In terms of e-invoice registration (upload) it has been announced that there shall be multiple modes available for reporting an e-invoice and these would include in particular: API, mobile app, and also offline tool. The taxpayer may choose the most suitable option.
E-VAT RETURN (ANX1 ANX2)
Reporting of e-invoice data to GST could be seen as an incidental by-product of the e-invoicing concept, however it seems a natural step forward in digitalisation of taxes. One of the objectives of the tax administration within the frames of e-invoicing project is to enable the pre-population of GST returns with use of the reported data. As a result, it should reduce the administrative burden both on the taxpayer’s and tax office side. It shall also allow for an automated and almost instant verification of the business transactions.
The government of India in collaboration with the GST Council introduced the new filing system named as GST 2.0, under which the matching of invoices shall be the most important element. Under the new model the taxpayers will generally be obliged to fill in the following forms:
- GST RET 1 (main return)
- ANNEXURE 1 (supplies)
- ANNEXURE 2 (acquisitions)
Both GST ANX 1 and GST ANX 2 has been launched and officially implemented from October 2020. The trial run of the new GST filing system has already been started on July 2019.
So how will the e-invoicing system be integrated with GST Returns?
Once e-invoice is registered and authenticated by the IRP it shall be uploaded into the relevant GST return.

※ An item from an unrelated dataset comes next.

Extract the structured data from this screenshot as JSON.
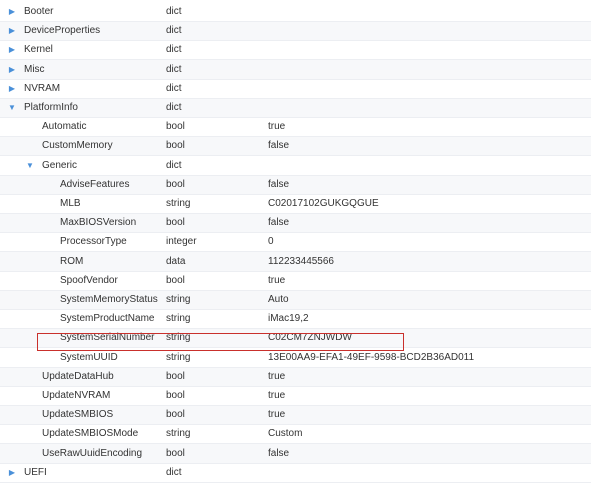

Once the validation has been done, it will be visible to the recipient for viewing and editing (in the VAT return – GST ANX2).
The transactions reported by the suppliers in the GST ANX1 (sales report) shall automatically, in real time, appear in the buyers’ GST ANX2. The buyer will then have an option to accept, reject or defer particular invoices, depending on the results of the verification.
At the same time the data reported in the annexures shall be used to pre-populate the main return (GST RET1).
On an interesting note: in case of a nil return the GST RET1 form can even be filed via an SMS.
The e-tax journey does not come to an end at the stage of pre-population of the VAT return. The next important puzzle is the E-Way Bill and a massive change is in place also in this area.
E-Way Bill has been the critical part of the India GST system since 2018, when it became mandatory for all shipments taking place within India territory – both intra-state and inter-state. E-Way Bill is a consignment document which is being carried by the transport provider during transportation. It is an obligatory document for shipments exceeding value of Rs. 50 000 and should be issued by the supplier of goods.
Up till the end of September 2020 the E-Way Bill was using the data uploaded by the suppliers. As of October 2020 this document will be partially pre-populated based on the e-invoice data uploaded and validated via IRP. The automation will cover the A-part of the E-Way Bill which includes the mainly the suppliers data and some other invoice details (HS code, invoice number, value of goods, etc.). The other part would still require data to be provided by the user separately.
The integration of the e-invoicing, VAT return and the consignment monitoring is now a fact in India. The test has just started and in the nearest future it is highly probable that taxpayers and tax administration will face a number of challenges. In a long run though it is rather expected that the tax compliance simplicity and effectiveness will become a main feature of the Indian e-tax model. However, India is still not done with digitalisation of taxes. Next year (April 2021) it is expected that E-Wallet solution would come into force which would enable payment of import GST with virtual currency and allow for a better cash-flow management for importers.
The comprehensive e-tax compliance solution would definitely boost India in the worldwide tax complexity rank to a higher position and is also likely to stay top of many European jurisdictions.